She had previously heard that they felt remorse for the offences they had committed.
“Each of the posts indicate they have not changed at all,” the judge said.
“They have not taken on board anything or learned any responsibility.”
The Sleddens originally received a two-year jail term, suspended for two years, after they admitted to being involved in the supply of cannabis in 2014.
Both will now serve two years after the suspension was lifted by Judge Lunt.
She said the Facebook posts had contained “offensive and sexual content directed at me as a judge, and also as a woman judge”.
“These were not private entries in a diary,” the judge continued.
“They were placed on Facebook with the intention that others should and would read them, and if they wished, would share them. So it was a limitless audience.
“Their content is clearly indicative of how they really felt about appearing in court for this particular offence.
“Their tenor was boastful and jeering and the only reasonable inference was, they thought they had somehow fooled and misled the court.”
Daniel Sledden’s post was later deleted, but only because he had been advised to do so by his solicitors, she said.
Both brothers had since written letters of apology to Judge Lunt.
Daniel Prowse, defending Samuel Sledden, said the online comments were “ill-conceived, extremely disrespectful and displayed rude ingratitude” but neither demonstrated explicitly that the brothers were not sorry for their crimes.
He added that remorse had not been advanced as a factor in their mitigation and, in that sense, neither had “conned the court”.
Mr Prowse said the comments were made when both were “sufficiently emotionally affected” in the immediate aftermath of escaping an immediate prison term.
Arguing that it was not necessary to revoke the suspended jail terms, he said the subsequent reporting of the case had led to them becoming “national, if not international, figures of ridicule”.

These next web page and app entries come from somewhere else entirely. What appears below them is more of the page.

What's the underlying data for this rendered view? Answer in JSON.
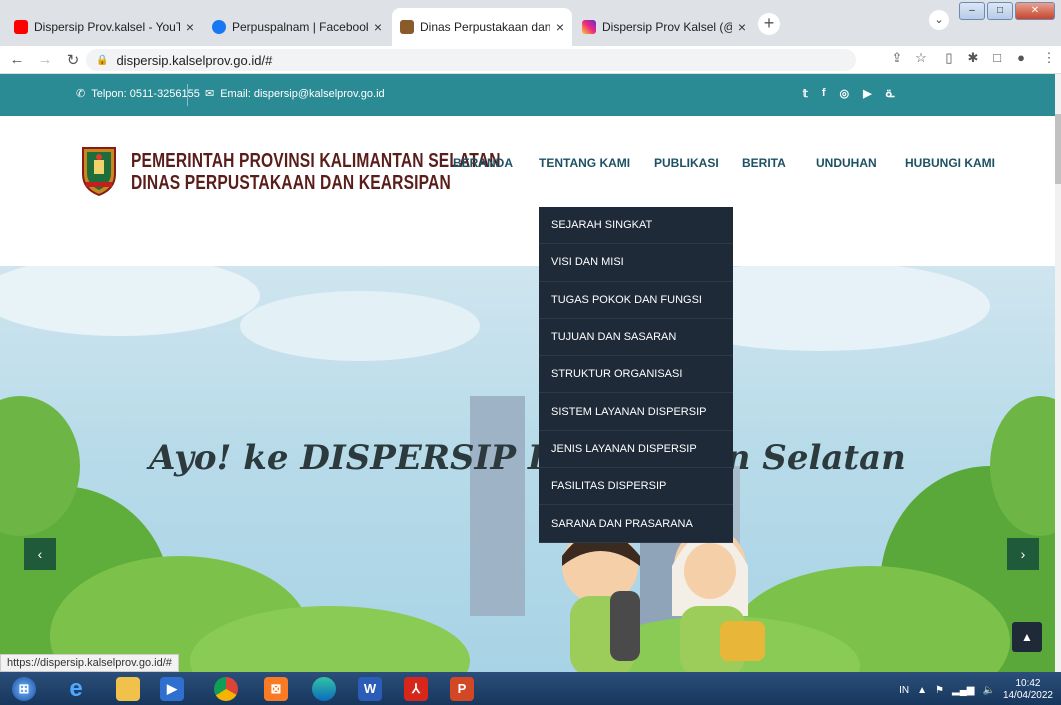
{
  "browser": {
    "tabs": [
      {
        "title": "Dispersip Prov.kalsel - YouTube",
        "favicon": "youtube-icon",
        "color": "#ff0000"
      },
      {
        "title": "Perpuspalnam | Facebook",
        "favicon": "facebook-icon",
        "color": "#1877f2"
      },
      {
        "title": "Dinas Perpustakaan dan Kearsipa",
        "favicon": "government-seal-icon",
        "color": "#8a5a2b",
        "active": true
      },
      {
        "title": "Dispersip Prov Kalsel (@perpusp",
        "favicon": "instagram-icon",
        "color": "#d6249f"
      }
    ],
    "url": "dispersip.kalselprov.go.id/#",
    "status_url": "https://dispersip.kalselprov.go.id/#"
  },
  "topbar": {
    "phone": "Telpon: 0511-3256155",
    "email": "Email: dispersip@kalselprov.go.id",
    "social": [
      "twitter-icon",
      "facebook-icon",
      "instagram-icon",
      "youtube-icon",
      "rss-icon"
    ]
  },
  "brand": {
    "line1": "PEMERINTAH PROVINSI KALIMANTAN SELATAN",
    "line2": "DINAS PERPUSTAKAAN DAN KEARSIPAN"
  },
  "nav": {
    "items": [
      "BERANDA",
      "TENTANG KAMI",
      "PUBLIKASI",
      "BERITA",
      "UNDUHAN",
      "HUBUNGI KAMI"
    ]
  },
  "dropdown": {
    "items": [
      "SEJARAH SINGKAT",
      "VISI DAN MISI",
      "TUGAS POKOK DAN FUNGSI",
      "TUJUAN DAN SASARAN",
      "STRUKTUR ORGANISASI",
      "SISTEM LAYANAN DISPERSIP",
      "JENIS LAYANAN DISPERSIP",
      "FASILITAS DISPERSIP",
      "SARANA DAN PRASARANA"
    ]
  },
  "hero": {
    "text": "Ayo! ke DISPERSIP Kalimantan Selatan",
    "prev": "‹",
    "next": "›"
  },
  "taskbar": {
    "lang": "IN",
    "time": "10:42",
    "date": "14/04/2022"
  },
  "colors": {
    "topbar": "#2a8b95",
    "nav_text": "#1d5163",
    "dropdown_bg": "#1e2a38",
    "brand_text": "#5a1e1a"
  }
}
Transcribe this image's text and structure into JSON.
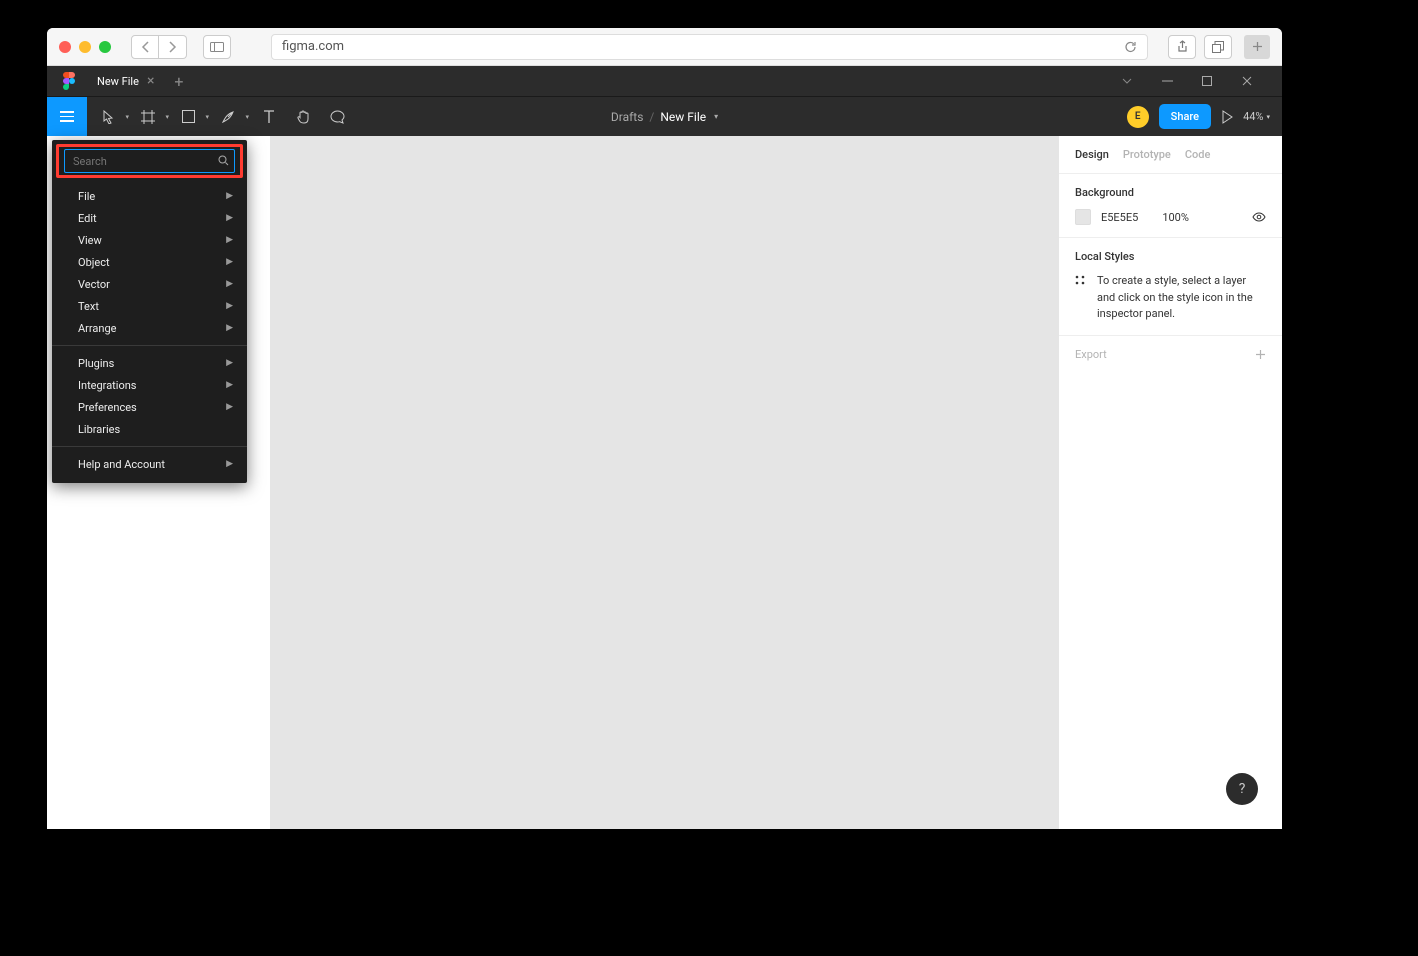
{
  "browser": {
    "url": "figma.com"
  },
  "tabs": {
    "active": "New File"
  },
  "toolbar": {
    "breadcrumb_parent": "Drafts",
    "breadcrumb_current": "New File",
    "avatar_letter": "E",
    "share": "Share",
    "zoom": "44%"
  },
  "menu": {
    "search_placeholder": "Search",
    "items1": [
      "File",
      "Edit",
      "View",
      "Object",
      "Vector",
      "Text",
      "Arrange"
    ],
    "items2": [
      "Plugins",
      "Integrations",
      "Preferences",
      "Libraries"
    ],
    "items3": [
      "Help and Account"
    ],
    "no_arrow_items": [
      "Libraries"
    ]
  },
  "right_panel": {
    "tabs": [
      "Design",
      "Prototype",
      "Code"
    ],
    "active_tab": "Design",
    "background": {
      "title": "Background",
      "hex": "E5E5E5",
      "opacity": "100%"
    },
    "local_styles": {
      "title": "Local Styles",
      "text": "To create a style, select a layer and click on the style icon in the inspector panel."
    },
    "export": "Export"
  },
  "help": "?"
}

“They, frankly, will never live this down,” said Mr Prowse.
Additional reporting by PA